; Cho, H.
; Livert, D.; and Kadushin, C. American Journal of Preventive Medicine
, vol. 23, issue 4, pgs. 237-245 (2002)Objectives: Federal initiatives continue to provide strong support for community antidrug coalitions, but whether this approach actually reduces substance abuse is not clear. This paper examines the strategies that coalitions in a large national demonstration program (Fighting Back) chose to develop, the degree to which they implemented these strategies, and evidence regarding their effects.
Methods: Coalition strategy implementation was coded and ranked for 12 Fighting Back sites. Effect sizes (intervention over time) for outcomes related to substance use, alcohol and other drug treatment, and community/prevention indicators were also ranked by site. Using rank order correlation, three directional hypotheses compared strategy dose to outcomes.

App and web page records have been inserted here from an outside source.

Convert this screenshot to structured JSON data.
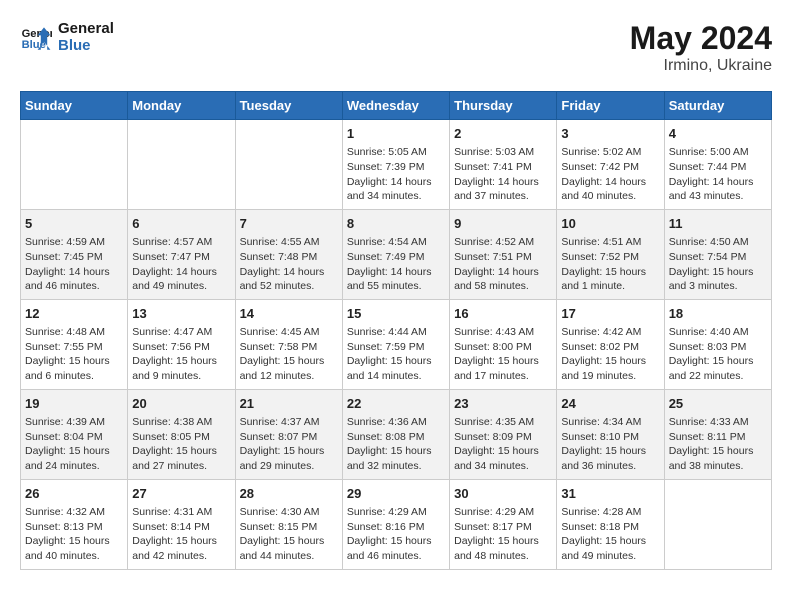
{
  "header": {
    "logo_line1": "General",
    "logo_line2": "Blue",
    "main_title": "May 2024",
    "subtitle": "Irmino, Ukraine"
  },
  "weekdays": [
    "Sunday",
    "Monday",
    "Tuesday",
    "Wednesday",
    "Thursday",
    "Friday",
    "Saturday"
  ],
  "weeks": [
    [
      {
        "day": "",
        "info": ""
      },
      {
        "day": "",
        "info": ""
      },
      {
        "day": "",
        "info": ""
      },
      {
        "day": "1",
        "info": "Sunrise: 5:05 AM\nSunset: 7:39 PM\nDaylight: 14 hours\nand 34 minutes."
      },
      {
        "day": "2",
        "info": "Sunrise: 5:03 AM\nSunset: 7:41 PM\nDaylight: 14 hours\nand 37 minutes."
      },
      {
        "day": "3",
        "info": "Sunrise: 5:02 AM\nSunset: 7:42 PM\nDaylight: 14 hours\nand 40 minutes."
      },
      {
        "day": "4",
        "info": "Sunrise: 5:00 AM\nSunset: 7:44 PM\nDaylight: 14 hours\nand 43 minutes."
      }
    ],
    [
      {
        "day": "5",
        "info": "Sunrise: 4:59 AM\nSunset: 7:45 PM\nDaylight: 14 hours\nand 46 minutes."
      },
      {
        "day": "6",
        "info": "Sunrise: 4:57 AM\nSunset: 7:47 PM\nDaylight: 14 hours\nand 49 minutes."
      },
      {
        "day": "7",
        "info": "Sunrise: 4:55 AM\nSunset: 7:48 PM\nDaylight: 14 hours\nand 52 minutes."
      },
      {
        "day": "8",
        "info": "Sunrise: 4:54 AM\nSunset: 7:49 PM\nDaylight: 14 hours\nand 55 minutes."
      },
      {
        "day": "9",
        "info": "Sunrise: 4:52 AM\nSunset: 7:51 PM\nDaylight: 14 hours\nand 58 minutes."
      },
      {
        "day": "10",
        "info": "Sunrise: 4:51 AM\nSunset: 7:52 PM\nDaylight: 15 hours\nand 1 minute."
      },
      {
        "day": "11",
        "info": "Sunrise: 4:50 AM\nSunset: 7:54 PM\nDaylight: 15 hours\nand 3 minutes."
      }
    ],
    [
      {
        "day": "12",
        "info": "Sunrise: 4:48 AM\nSunset: 7:55 PM\nDaylight: 15 hours\nand 6 minutes."
      },
      {
        "day": "13",
        "info": "Sunrise: 4:47 AM\nSunset: 7:56 PM\nDaylight: 15 hours\nand 9 minutes."
      },
      {
        "day": "14",
        "info": "Sunrise: 4:45 AM\nSunset: 7:58 PM\nDaylight: 15 hours\nand 12 minutes."
      },
      {
        "day": "15",
        "info": "Sunrise: 4:44 AM\nSunset: 7:59 PM\nDaylight: 15 hours\nand 14 minutes."
      },
      {
        "day": "16",
        "info": "Sunrise: 4:43 AM\nSunset: 8:00 PM\nDaylight: 15 hours\nand 17 minutes."
      },
      {
        "day": "17",
        "info": "Sunrise: 4:42 AM\nSunset: 8:02 PM\nDaylight: 15 hours\nand 19 minutes."
      },
      {
        "day": "18",
        "info": "Sunrise: 4:40 AM\nSunset: 8:03 PM\nDaylight: 15 hours\nand 22 minutes."
      }
    ],
    [
      {
        "day": "19",
        "info": "Sunrise: 4:39 AM\nSunset: 8:04 PM\nDaylight: 15 hours\nand 24 minutes."
      },
      {
        "day": "20",
        "info": "Sunrise: 4:38 AM\nSunset: 8:05 PM\nDaylight: 15 hours\nand 27 minutes."
      },
      {
        "day": "21",
        "info": "Sunrise: 4:37 AM\nSunset: 8:07 PM\nDaylight: 15 hours\nand 29 minutes."
      },
      {
        "day": "22",
        "info": "Sunrise: 4:36 AM\nSunset: 8:08 PM\nDaylight: 15 hours\nand 32 minutes."
      },
      {
        "day": "23",
        "info": "Sunrise: 4:35 AM\nSunset: 8:09 PM\nDaylight: 15 hours\nand 34 minutes."
      },
      {
        "day": "24",
        "info": "Sunrise: 4:34 AM\nSunset: 8:10 PM\nDaylight: 15 hours\nand 36 minutes."
      },
      {
        "day": "25",
        "info": "Sunrise: 4:33 AM\nSunset: 8:11 PM\nDaylight: 15 hours\nand 38 minutes."
      }
    ],
    [
      {
        "day": "26",
        "info": "Sunrise: 4:32 AM\nSunset: 8:13 PM\nDaylight: 15 hours\nand 40 minutes."
      },
      {
        "day": "27",
        "info": "Sunrise: 4:31 AM\nSunset: 8:14 PM\nDaylight: 15 hours\nand 42 minutes."
      },
      {
        "day": "28",
        "info": "Sunrise: 4:30 AM\nSunset: 8:15 PM\nDaylight: 15 hours\nand 44 minutes."
      },
      {
        "day": "29",
        "info": "Sunrise: 4:29 AM\nSunset: 8:16 PM\nDaylight: 15 hours\nand 46 minutes."
      },
      {
        "day": "30",
        "info": "Sunrise: 4:29 AM\nSunset: 8:17 PM\nDaylight: 15 hours\nand 48 minutes."
      },
      {
        "day": "31",
        "info": "Sunrise: 4:28 AM\nSunset: 8:18 PM\nDaylight: 15 hours\nand 49 minutes."
      },
      {
        "day": "",
        "info": ""
      }
    ]
  ]
}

Results: None of the hypotheses were supported. Strategies aimed at either youth or community/
prevention outcomes showed no effects, while strategies to improve adult-focused outcomes showed significant negative effects over time, compared to matched controls. Coalitions with a more comprehensive array of strategies did not show any superior benefits, and increasing the number of high-dose strategies showed a significant negative effect on overall outcomes.
Conclusions: Comprehensive community coalitions are intuitively attractive and politically popular, but

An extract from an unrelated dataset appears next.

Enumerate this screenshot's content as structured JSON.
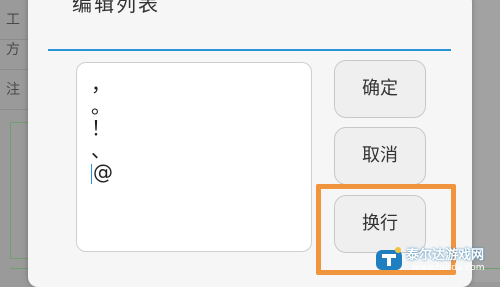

the potential for adverse effects must be considered. Efforts to evaluate implementation processes as well as to correlate strategies with theoretically corresponding outcomes are a critical but neglected aspect of prevention research.